Tilottama had the most beautiful orchard in the Srivelliput, a small village along the lagoons on the south Indian coast. She grew all sorts of vegetables, fruits, herbs in her orchard. People came to her for medicines that she made with those plants and gave them away for free. Flowers, fruits, vegetables, green leaves, wood, herbs –all were freely available to all the visitors. All they had to do was to ask.
She considered her orchard to be santum sanctorium of her temple. She had no children, sibling, or relatives. Only the orchard, and a house that her husband left for her. She looked after the orchard with love and great care. She talked to plants and always took permission from them before using any parts for herself or the villagers. Taking permission from Tilottama before taking anything from the orchard was an unwritten rule. For Tilottama those plants and herbs and even a tiny blade of grass represented god in living form.
One day a local tradesman was passing by. His elephant was thirsty. He knew Tilottama wouldn’t mind if elephants drank from her pond. The elephant quenched his thirst and moved on to ravage the cluster of ripe bananas hanging in the thicket next to the pond. Before the tradesman could stop the elephant, he had destroyed the cluster and started devouring the bananas. Tilottama was in her prayer room. At once she understood something was wrong. She rushed out to see the elephant happily munching the bananas and an uneasy tradesman sitting on the elephant’s back with an apologetic grin. Tilottama’s anger grew thousand fold when she saw how savagely the banana trees were ambushed by the elephant. Ignoring the subtle rule of asking the plants and causing the minimum harm while removing the fruits, instead, these two not only blatantly broke the rule of the nature but also the sanctity of the holy orchard.
Anger diminished her reasoning and compassion. She cursed the tradesman and the elephant to get sick and die for their heinous acts. Tradesman begged and pleaded but Tilottama was beyond reproach. That very night elephant had severe pain due to indigestion and collapsed by the next morning. The tradesman in attempt to help the elephant cracked and broke his back. Now there was nothing that could be done to reverse the damage. An innocent animal had died and the man turned into an invalid because of her curse. No amount of wishing to undo her curse and to change the outcome would work. She lamented her self for days but she found no respite from her overbearing guilt. Finally, she went to tradesman’s place and brought the invalid in her own house to look after him.

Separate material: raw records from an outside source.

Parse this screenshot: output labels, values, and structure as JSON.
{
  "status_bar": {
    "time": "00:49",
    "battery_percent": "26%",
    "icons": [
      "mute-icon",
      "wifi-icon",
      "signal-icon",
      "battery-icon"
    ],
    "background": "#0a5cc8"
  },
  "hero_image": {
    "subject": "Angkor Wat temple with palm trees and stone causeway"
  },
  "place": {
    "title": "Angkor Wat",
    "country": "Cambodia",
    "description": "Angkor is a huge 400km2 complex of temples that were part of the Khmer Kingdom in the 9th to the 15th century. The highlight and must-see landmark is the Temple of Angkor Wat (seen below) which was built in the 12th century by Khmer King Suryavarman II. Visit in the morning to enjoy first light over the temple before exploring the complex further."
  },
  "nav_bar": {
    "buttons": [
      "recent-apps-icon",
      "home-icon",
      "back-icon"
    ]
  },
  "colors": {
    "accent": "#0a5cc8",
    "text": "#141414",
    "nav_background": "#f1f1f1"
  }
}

The tradesman did not protest because he had no one to look after him. But he never spoke to her; she fed, washed, bathed and kept him clean. She took every bit of care. But tradesman only saw guilt behind her acts. He talked to her in a rude manner and nods. He looked at her with anger and contempt. Tilottama felt she deserved his wrath; she quietly looked after him and silently begged him to forgive her.
One day tradesman got really sick and was breathing his last breath. Tilottama rushed in; it had been 20 years since the incident. She genuinely cared for him. She went close to hold his hand but he snatched it away and told her, ‘you are not forgiven; you are the cause of my suffering.’ And he passed away. Tilottama felt sad but she knew she made a grave mistake but her repentance was sincere. She calmly went on with her life. In subsequent lifetimes, Tilottama’s being endured pain and hardship as repentance for killing an innocent animal. But Tilottama and tradesman met again many centuries later in different lifetimes as relatives.
The tradesman’s being was still constantly angry at her and he still treated her wrathfully. He felt the urge to hurt her for no apparent reason. On the other hand, Tilottama carried no guilt on her being because of her sincere repentance. She silently endured tradesman’s misgivings and finally distanced herself and moved on to new experiences. Tradesman in several subsequent lives suffered from the poison that brewed from the hatred and anger stored in the core of his being.